Monitoring desertification from space
The advance of desertification is indeed having grave adverse effects on the environment, but we must also be particularly concerned with the wide-ranging impact of desertification on climatic changes. Much information has been gathered on this issue to date. However, we must work on this problem more actively in the future with the aid of satellite observation data. Base data for developing and implementing technology and policies to prevent desertification in the regions will be gathered by regularly monitoring vegetation, soil, soil moisture, and the like over large expanses in arid and semiarid regions and by measuring quantities of changes in this data.
However, surveys of vegetation and soil in regions experiencing desertification are very expensive and difficult for humans to conduct due to the large areas that the surveys must cover and the severity of the natural environment. Therefore, surveys using such advanced technology as remote sensing are indispensable, as they enable us to gather data over large areas simultaneously.
Since satellites orbit the Earth in regular cycles, they are capable of performing regular observations of large regions that people would have great difficulty reaching. It is possible to access data acquired by LANDSAT Multispectral Scanner(MSS) from as far back as 1972. Accordingly, we can compare current data with data from nearly 30 years ago, enabling us to identify the progression of such environmental changes as desertification of land and changes in land use.
Figure 2 shows a false color composite image of the southwest portion of Chad Lake in Central Africa, observed on December 8, 1972, by LANDSAT MSS. In this image, vegetation appears red, water blue, bare land off-white, and clouds and the like white.
Figure 3 is a false color composite image of the same region observed by OPS aboard JERS-1 on September 28, 1994.
By comparing Figure 2 and Figure 3, the environmental changes occurring over the 22-year span can be seen. We can see how an area of the lake 22 years earlier has transformed into a marsh that is grown over with vegetation. This kind of environmental change is thought to be due not only to weather changes, but also to artificial factors such as the influence of human activity upstream on the river that flows into this lake.

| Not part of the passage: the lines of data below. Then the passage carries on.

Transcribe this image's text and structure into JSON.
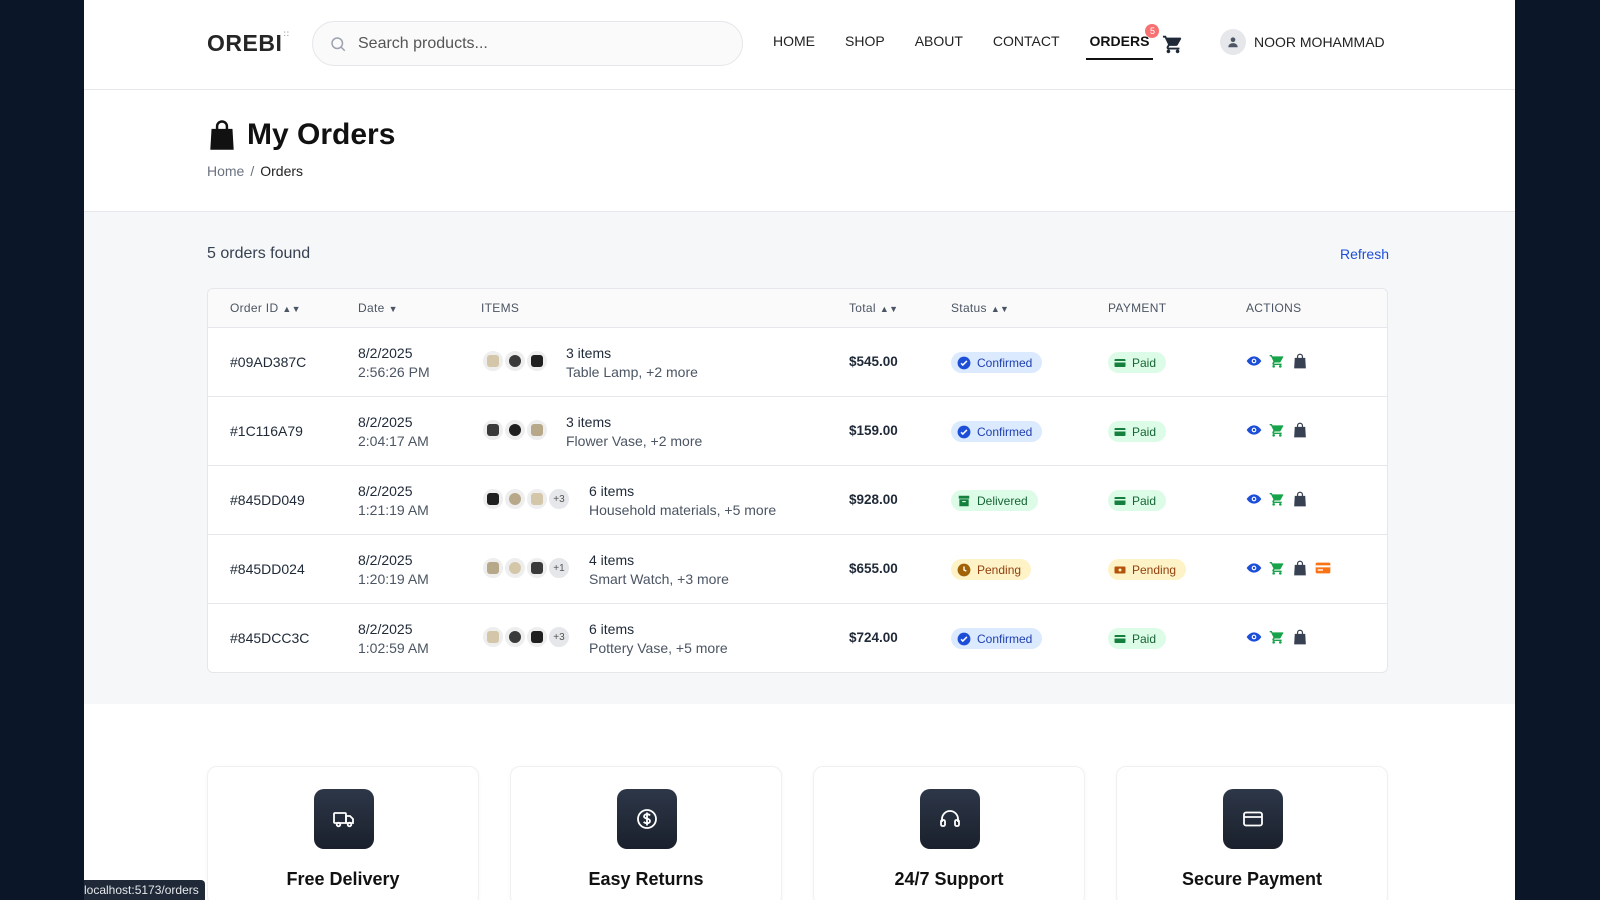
{
  "header": {
    "logo": "OREBI",
    "logo_mark": "::",
    "search_placeholder": "Search products...",
    "nav": [
      {
        "label": "HOME"
      },
      {
        "label": "SHOP"
      },
      {
        "label": "ABOUT"
      },
      {
        "label": "CONTACT"
      },
      {
        "label": "ORDERS",
        "badge": "5"
      }
    ],
    "user_name": "NOOR MOHAMMAD"
  },
  "page": {
    "title": "My Orders",
    "breadcrumb": {
      "home": "Home",
      "sep": "/",
      "current": "Orders"
    }
  },
  "orders": {
    "count_text": "5 orders found",
    "refresh_label": "Refresh",
    "columns": {
      "order_id": "Order ID",
      "date": "Date",
      "items": "ITEMS",
      "total": "Total",
      "status": "Status",
      "payment": "PAYMENT",
      "actions": "ACTIONS"
    },
    "rows": [
      {
        "id": "#09AD387C",
        "date": "8/2/2025",
        "time": "2:56:26 PM",
        "extra": "",
        "items_count": "3 items",
        "items_desc": "Table Lamp, +2 more",
        "total": "$545.00",
        "status": "Confirmed",
        "payment": "Paid"
      },
      {
        "id": "#1C116A79",
        "date": "8/2/2025",
        "time": "2:04:17 AM",
        "extra": "",
        "items_count": "3 items",
        "items_desc": "Flower Vase, +2 more",
        "total": "$159.00",
        "status": "Confirmed",
        "payment": "Paid"
      },
      {
        "id": "#845DD049",
        "date": "8/2/2025",
        "time": "1:21:19 AM",
        "extra": "+3",
        "items_count": "6 items",
        "items_desc": "Household materials, +5 more",
        "total": "$928.00",
        "status": "Delivered",
        "payment": "Paid"
      },
      {
        "id": "#845DD024",
        "date": "8/2/2025",
        "time": "1:20:19 AM",
        "extra": "+1",
        "items_count": "4 items",
        "items_desc": "Smart Watch, +3 more",
        "total": "$655.00",
        "status": "Pending",
        "payment": "Pending"
      },
      {
        "id": "#845DCC3C",
        "date": "8/2/2025",
        "time": "1:02:59 AM",
        "extra": "+3",
        "items_count": "6 items",
        "items_desc": "Pottery Vase, +5 more",
        "total": "$724.00",
        "status": "Confirmed",
        "payment": "Paid"
      }
    ]
  },
  "features": [
    {
      "title": "Free Delivery",
      "icon": "truck-icon"
    },
    {
      "title": "Easy Returns",
      "icon": "dollar-circle-icon"
    },
    {
      "title": "24/7 Support",
      "icon": "headset-icon"
    },
    {
      "title": "Secure Payment",
      "icon": "credit-card-icon"
    }
  ],
  "statusbar": {
    "url": "localhost:5173/orders"
  },
  "colors": {
    "accent_blue": "#1d4ed8",
    "confirmed_bg": "#dbeafe",
    "paid_bg": "#dcfce7",
    "pending_bg": "#fef3c7",
    "cart_green": "#16a34a",
    "card_orange": "#f97316",
    "page_bg": "#0b1628"
  }
}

The region of vegetation seen in the more recent image is distributed over a portion that used to be a water region, illustrating the magnitude of environmental change around the lake. However, this is only a simple comparison using images from two time periods. We can identify changes in the vegetation region by calculating special physical quantities such as the Normalized Difference Vegetation Index (NDVI). Visible and near-infrared satellite data is most commonly used to achieve this.
By observing visible, near-infrared satellite data and all-weather Synthetic Aperture Radar (SAR) data, which is not affected by weather or time of day, it is possible to regularly observe regions with a high probability of cloud cover. We can also detect changes in the structure and function of ecosystems and regularly update land use maps.
After launching JERS-1 in 1992, NASDA has been observing nearly all land area on the Earth, collecting observation data at multiple time periods for some regions. NASDA has accomplished much from JERS-1 SAR data, including creation of high resolution mosaic images showing the forest distribution in regions of Africa, Southeast Asia, and the Amazon River area.
NDVI was calculated with global cloud-free composite images created from ADEOS OCTS data. There are plans to construct a high-performance SAR such as PALSAR aboard ALOS, and a high-resolution optical sensor such as GLI and AVNIR-II aboard ADEOS-II. Acquisition of this satellite data is expected to gradually increase mosaic images on a global scale. After data of multiple time periods becomes available, we should be able to accumulate many useful data sets for identifying and predicting such environmental changes as desertification.